Jamey Rootes, the Houston Texans president who last year published a 146-page book on business success and promoted it in an email after the team fell to 2-7, resigned today in what seemed like an indication that he had lost a power struggle to a pastor. Supposedly his departure had been in the works for a few weeks.
When the Texans fired public relations director Amy Palcic this past November, Rootes had taken credit for the decision, saying he “felt the need to make a change.” A separate report from ESPN’s Adam Schefter said Palcic, the only woman who had full responsibilities over the PR arm of an NFL team, was told she wasn’t a “cultural fit.” The month before, the Texans had fired head coach and general manager Bill O’Brien after an 0-4 start. The two firings along with the team’s record suggested that the future was dire.
Somehow, between November and now, the Texans’ future has become so much more dire. Team owner Cal McNair and vice president of football operations Jack Easterby have alienated Deshaun Watson to the point where the quarterback never wants to play for the team again, ignored professional input or advice in their search for a new head coach, and fired beloved team employees out of some desire for unconditional loyalty from everyone who works for the Texans. Two seasons ago this team was in the divisional playoffs, and now it’s a sadsack, 4-12 organization whose most crucial decisions are being made by this fucking clown:
Easterby, who joined the team only two years ago, still has a job and McNair’s ear. Meanwhile Rootes, who had worked for the Texans since its inception in 2002, is gone. From an objective point of view, it’s amazing that the man who recently wrote The Winning Game Plan: A Proven Leadership Playbook for Continuous Business Success just had his lunch eaten by a former team chaplain whose entire knowledge of football operations could fit on the point of a Holy Nail.

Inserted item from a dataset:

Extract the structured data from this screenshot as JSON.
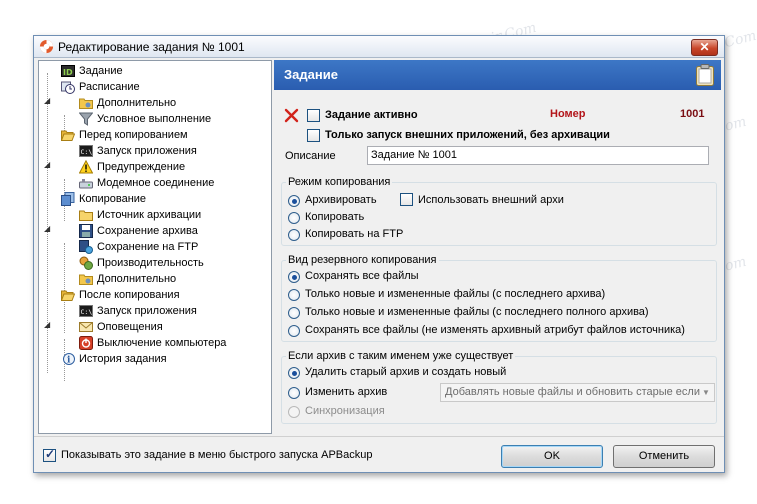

Rootes plans to take six months off before he looks another job. He might see the Texans’ 2020 season as a low point, but I will look back on it with fondness. Aside from all the gripping chaos, it featured an NFL team president sending me gently defensive emails about his book:
Nov 18, 2020, 5:06 PM
I saw your piece. I totally understand your perspective. A couple of comments:
The title is tongue-in-cheek. Our primary objective is to win. As was the Oilers. However, that is all they did. A focus on winning is key, but unreliable. If it is all about winning, than what happens when you lose? As the Oilers demonstrated buy leading the league all; time in blackouts, fans do not come. They can watch on TV for free, so coming to NRG has to be something special. While #1 for us is winning championships, we also focus on creating memorable experiences and doing great things for Houston. That’s our game plan.
I encourage you to read the book. Please feel free to use the $.99 offer (expires Friday). I think you’ll like. In fact, I am so confident that I am offering you a money back guarantee [Unicode smiley face]
Pleased to now count you among my friends.
Thu, Nov 19, 2020, 5:47 AM
Same- Just got a book update. Did you know there are approximately 250 million books on Amazon? Mine is #14. Have a great day. Best to you and your family. JR
Thu, Nov 19, 2020, 10:43 AM
Saner- here is my LinkedIn post for today. Thank you for the inspiration👍 Thought for the day- It is hard to hate up close. Rather than making assumptions regarding the motives in someone’s heart, take the time to ask and understand. As Stephen Covey said in The 7 Habits of Highly Effective People, “Seek first to understand, then to be understood.”
Jamey, I apologize for not replying to any of your emails at the time. I assume the Texans have shut off your work email account by now—relatable!—but if you’d like to talk about what this past season was like for you, drop a line from your civilian account. You know how to reach me.